WHAT THE TASK REQUIRES: The full set of entries is to be returned word for word.

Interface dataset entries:
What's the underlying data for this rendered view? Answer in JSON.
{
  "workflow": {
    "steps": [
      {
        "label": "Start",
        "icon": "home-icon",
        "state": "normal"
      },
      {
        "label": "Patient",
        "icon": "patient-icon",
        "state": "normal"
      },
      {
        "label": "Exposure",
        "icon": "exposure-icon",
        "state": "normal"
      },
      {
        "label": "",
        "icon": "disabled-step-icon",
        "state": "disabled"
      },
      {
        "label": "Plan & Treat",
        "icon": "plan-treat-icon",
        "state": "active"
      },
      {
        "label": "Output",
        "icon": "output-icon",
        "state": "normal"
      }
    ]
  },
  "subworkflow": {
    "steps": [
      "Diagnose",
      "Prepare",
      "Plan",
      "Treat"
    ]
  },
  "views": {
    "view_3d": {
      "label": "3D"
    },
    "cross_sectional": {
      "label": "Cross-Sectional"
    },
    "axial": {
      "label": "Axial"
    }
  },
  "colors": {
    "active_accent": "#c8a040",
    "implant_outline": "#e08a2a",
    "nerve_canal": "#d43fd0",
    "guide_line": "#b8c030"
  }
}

OUTPUT OF THE TASK:
What's the underlying data for this rendered view? Answer in JSON.
{
  "workflow": {
    "steps": [
      {
        "label": "Start",
        "icon": "home-icon",
        "state": "normal"
      },
      {
        "label": "Patient",
        "icon": "patient-icon",
        "state": "normal"
      },
      {
        "label": "Exposure",
        "icon": "exposure-icon",
        "state": "normal"
      },
      {
        "label": "",
        "icon": "disabled-step-icon",
        "state": "disabled"
      },
      {
        "label": "Plan & Treat",
        "icon": "plan-treat-icon",
        "state": "active"
      },
      {
        "label": "Output",
        "icon": "output-icon",
        "state": "normal"
      }
    ]
  },
  "subworkflow": {
    "steps": [
      "Diagnose",
      "Prepare",
      "Plan",
      "Treat"
    ]
  },
  "views": {
    "view_3d": {
      "label": "3D"
    },
    "cross_sectional": {
      "label": "Cross-Sectional"
    },
    "axial": {
      "label": "Axial"
    }
  },
  "colors": {
    "active_accent": "#c8a040",
    "implant_outline": "#e08a2a",
    "nerve_canal": "#d43fd0",
    "guide_line": "#b8c030"
  }
}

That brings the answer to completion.